Remark. 29) i,j often occurs when calculating r-matrices. It is called the tensor Casimir of gl(N ). 30) This proposition shows that the generic Zakharov–Shabat system, equipped with this symplectic structure, is an integrable Hamiltonian system (the precise counting of independent conserved quantities will be done in Chapter 5). 3 Coadjoint orbits and Hamiltonian formalism The Jacobi identity is satisﬁed because this r-matrix veriﬁes the classical Yang–Baxter equation (see eq. 12) in Chapter 2): [r12 , r13 ] + [r12 , r23 ] + [r13 , r23 ] = 0 where rij stands for rij (λi , λj ).
A solution is y = 1/2 j g jj pj vj which easily gives: Jkl = − 1 2 (ak − al ) vjk vjl g jj pj j With this, we can compute the conserved quantities Fk , eq. 28) for appropriate bn , n = 1, . . , N − 1, and we have used Fk = 1 to normalize the leading coeﬃcient in the numerator. 29) Following the general strategy of the Liouville theorem, we express the momenta pj in terms of the conserved quantities Fk and the ζj . We have: g jj p2j = lim λ→ζj λ − ζj 1 H(λ) =⇒ p2j = − H(ζj ) u(λ) 4 where we have taken into account the value of the metric tensor and eq.
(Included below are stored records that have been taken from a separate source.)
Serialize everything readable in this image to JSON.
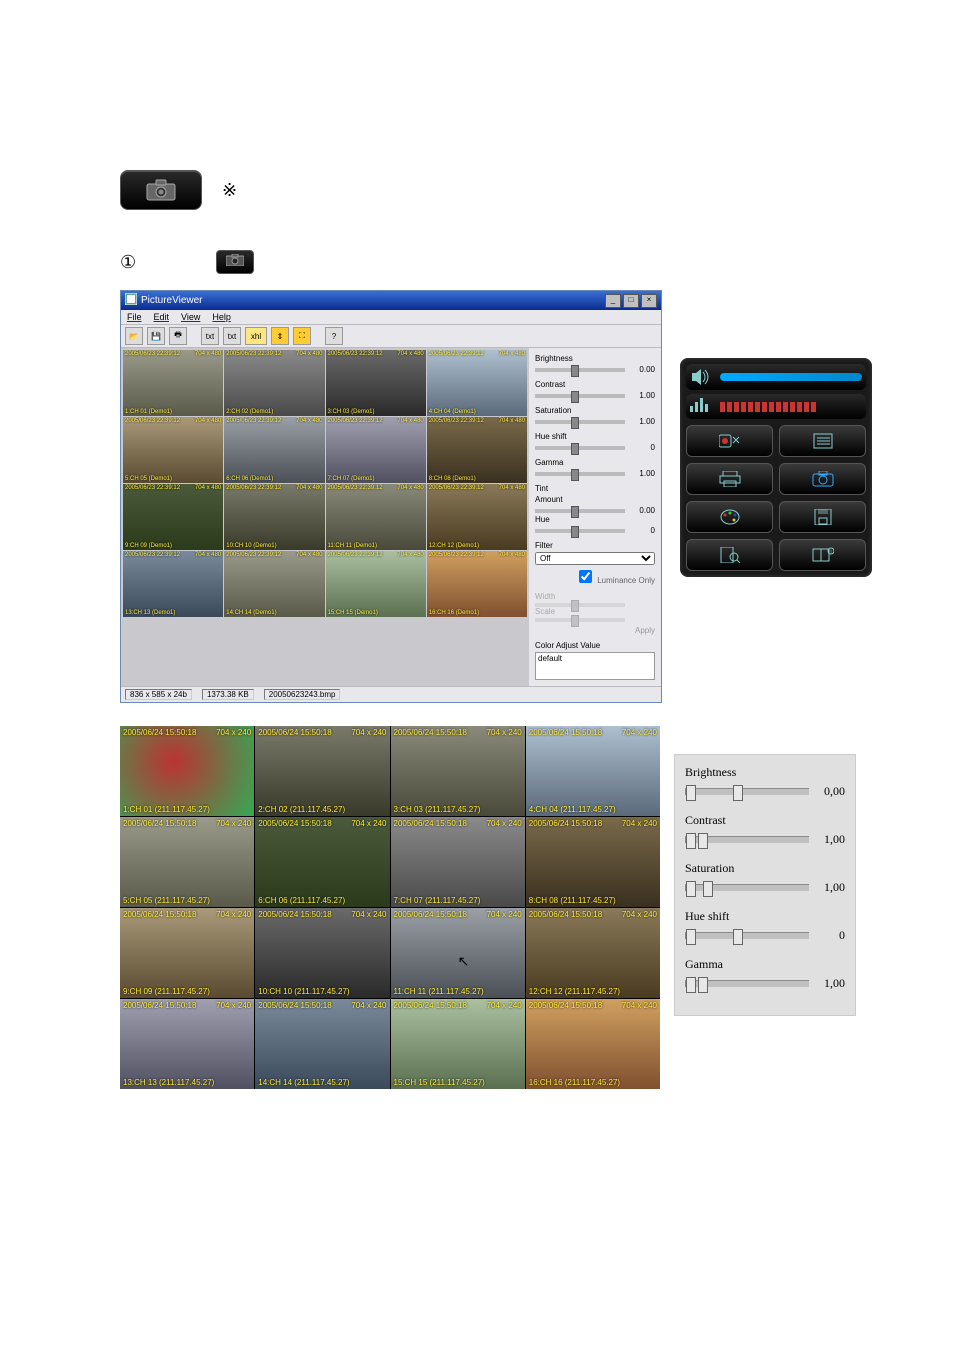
{
  "big_camera_button_label": "",
  "asterisk_glyph": "※",
  "circled_one_glyph": "①",
  "picture_viewer": {
    "title": "PictureViewer",
    "menu": [
      "File",
      "Edit",
      "View",
      "Help"
    ],
    "toolbar": [
      "open",
      "save",
      "print",
      "sep",
      "txt1",
      "txt2",
      "txt3",
      "fit-y",
      "fit",
      "help"
    ],
    "toolbar_txt": [
      "txt",
      "txt",
      "xhl"
    ],
    "status": {
      "dims": "836 x 585 x 24b",
      "size": "1373.38 KB",
      "file": "20050623243.bmp"
    },
    "side": {
      "sliders": [
        {
          "label": "Brightness",
          "value": "0.00"
        },
        {
          "label": "Contrast",
          "value": "1.00"
        },
        {
          "label": "Saturation",
          "value": "1.00"
        },
        {
          "label": "Hue shift",
          "value": "0"
        },
        {
          "label": "Gamma",
          "value": "1.00"
        }
      ],
      "tint_heading": "Tint",
      "tint_amount_label": "Amount",
      "tint_amount_value": "0.00",
      "tint_hue_label": "Hue",
      "tint_hue_value": "0",
      "filter_label": "Filter",
      "filter_value": "Off",
      "checkbox_label": "Luminance Only",
      "width_label": "Width",
      "width_value": "",
      "scale_label": "Scale",
      "scale_value": "",
      "apply_label": "Apply",
      "cav_label": "Color Adjust Value",
      "cav_value": "default"
    },
    "cells": [
      {
        "ts": "2005/06/23 22:39:12",
        "res": "704 x 480",
        "lbl": "1:CH 01 (Demo1)"
      },
      {
        "ts": "2005/06/23 22:39:12",
        "res": "704 x 480",
        "lbl": "2:CH 02 (Demo1)"
      },
      {
        "ts": "2005/06/23 22:39:12",
        "res": "704 x 480",
        "lbl": "3:CH 03 (Demo1)"
      },
      {
        "ts": "2005/06/23 22:39:12",
        "res": "704 x 480",
        "lbl": "4:CH 04 (Demo1)"
      },
      {
        "ts": "2005/06/23 22:39:12",
        "res": "704 x 480",
        "lbl": "5:CH 05 (Demo1)"
      },
      {
        "ts": "2005/06/23 22:39:12",
        "res": "704 x 480",
        "lbl": "6:CH 06 (Demo1)"
      },
      {
        "ts": "2005/06/23 22:39:12",
        "res": "704 x 480",
        "lbl": "7:CH 07 (Demo1)"
      },
      {
        "ts": "2005/06/23 22:39:12",
        "res": "704 x 480",
        "lbl": "8:CH 08 (Demo1)"
      },
      {
        "ts": "2005/06/23 22:39:12",
        "res": "704 x 480",
        "lbl": "9:CH 09 (Demo1)"
      },
      {
        "ts": "2005/06/23 22:39:12",
        "res": "704 x 480",
        "lbl": "10:CH 10 (Demo1)"
      },
      {
        "ts": "2005/06/23 22:39:12",
        "res": "704 x 480",
        "lbl": "11:CH 11 (Demo1)"
      },
      {
        "ts": "2005/06/23 22:39:12",
        "res": "704 x 480",
        "lbl": "12:CH 12 (Demo1)"
      },
      {
        "ts": "2005/06/23 22:39:12",
        "res": "704 x 480",
        "lbl": "13:CH 13 (Demo1)"
      },
      {
        "ts": "2005/06/23 22:39:12",
        "res": "704 x 480",
        "lbl": "14:CH 14 (Demo1)"
      },
      {
        "ts": "2005/06/23 22:39:12",
        "res": "704 x 480",
        "lbl": "15:CH 15 (Demo1)"
      },
      {
        "ts": "2005/06/23 22:39:12",
        "res": "704 x 480",
        "lbl": "16:CH 16 (Demo1)"
      }
    ]
  },
  "button_panel": {
    "speaker_icon": "speaker-icon",
    "eq_icon": "eq-icon",
    "buttons": [
      {
        "name": "record-settings-button",
        "icon": "record-wrench-icon"
      },
      {
        "name": "log-button",
        "icon": "list-icon"
      },
      {
        "name": "print-button",
        "icon": "printer-icon"
      },
      {
        "name": "capture-button",
        "icon": "camera-icon"
      },
      {
        "name": "color-button",
        "icon": "palette-icon"
      },
      {
        "name": "save-button",
        "icon": "floppy-icon"
      },
      {
        "name": "search-button",
        "icon": "file-search-icon"
      },
      {
        "name": "info-button",
        "icon": "book-info-icon"
      }
    ]
  },
  "big_grid": {
    "cells": [
      {
        "ts": "2005/06/24 15:50:18",
        "res": "704 x 240",
        "lbl": "1:CH 01 (211.117.45.27)"
      },
      {
        "ts": "2005/06/24 15:50:18",
        "res": "704 x 240",
        "lbl": "2:CH 02 (211.117.45.27)"
      },
      {
        "ts": "2005/06/24 15:50:18",
        "res": "704 x 240",
        "lbl": "3:CH 03 (211.117.45.27)"
      },
      {
        "ts": "2005/06/24 15:50:18",
        "res": "704 x 240",
        "lbl": "4:CH 04 (211.117.45.27)"
      },
      {
        "ts": "2005/06/24 15:50:18",
        "res": "704 x 240",
        "lbl": "5:CH 05 (211.117.45.27)"
      },
      {
        "ts": "2005/06/24 15:50:18",
        "res": "704 x 240",
        "lbl": "6:CH 06 (211.117.45.27)"
      },
      {
        "ts": "2005/06/24 15:50:18",
        "res": "704 x 240",
        "lbl": "7:CH 07 (211.117.45.27)"
      },
      {
        "ts": "2005/06/24 15:50:18",
        "res": "704 x 240",
        "lbl": "8:CH 08 (211.117.45.27)"
      },
      {
        "ts": "2005/06/24 15:50:18",
        "res": "704 x 240",
        "lbl": "9:CH 09 (211.117.45.27)"
      },
      {
        "ts": "2005/06/24 15:50:18",
        "res": "704 x 240",
        "lbl": "10:CH 10 (211.117.45.27)"
      },
      {
        "ts": "2005/06/24 15:50:18",
        "res": "704 x 240",
        "lbl": "11:CH 11 (211.117.45.27)"
      },
      {
        "ts": "2005/06/24 15:50:18",
        "res": "704 x 240",
        "lbl": "12:CH 12 (211.117.45.27)"
      },
      {
        "ts": "2005/06/24 15:50:18",
        "res": "704 x 240",
        "lbl": "13:CH 13 (211.117.45.27)"
      },
      {
        "ts": "2005/06/24 15:50:18",
        "res": "704 x 240",
        "lbl": "14:CH 14 (211.117.45.27)"
      },
      {
        "ts": "2005/06/24 15:50:18",
        "res": "704 x 240",
        "lbl": "15:CH 15 (211.117.45.27)"
      },
      {
        "ts": "2005/06/24 15:50:18",
        "res": "704 x 240",
        "lbl": "16:CH 16 (211.117.45.27)"
      }
    ]
  },
  "slider_panel": {
    "sliders": [
      {
        "label": "Brightness",
        "value": "0,00",
        "pos": 38
      },
      {
        "label": "Contrast",
        "value": "1,00",
        "pos": 10
      },
      {
        "label": "Saturation",
        "value": "1,00",
        "pos": 14
      },
      {
        "label": "Hue shift",
        "value": "0",
        "pos": 38
      },
      {
        "label": "Gamma",
        "value": "1,00",
        "pos": 10
      }
    ]
  }
}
We end this section by illustrating theses constructions on the examples of the Euler and Lagrange tops and of the Neumann model. We verify that the matrices L(λ) and M (λ) are indeed related as in eq. 15). Example 1. Let us consider the Euler top. We see that L(λ), eq. 1), has a pole at 0 and M (λ) has a pole at ∞. Let us apply the above procedure to remove this pole. There exists a polynomial P (x) = αx2 + βx + γ such that P (I 2 ) = I. We will need the coeﬃcient α = −1/I1 I2 I3 . Redeﬁning M (λ) to M (λ) − λP (L(λ)) one gets M = M0 − (α/λ)J 2 with M0 = Ω − α(I 2 J + JI 2 ) − βJ.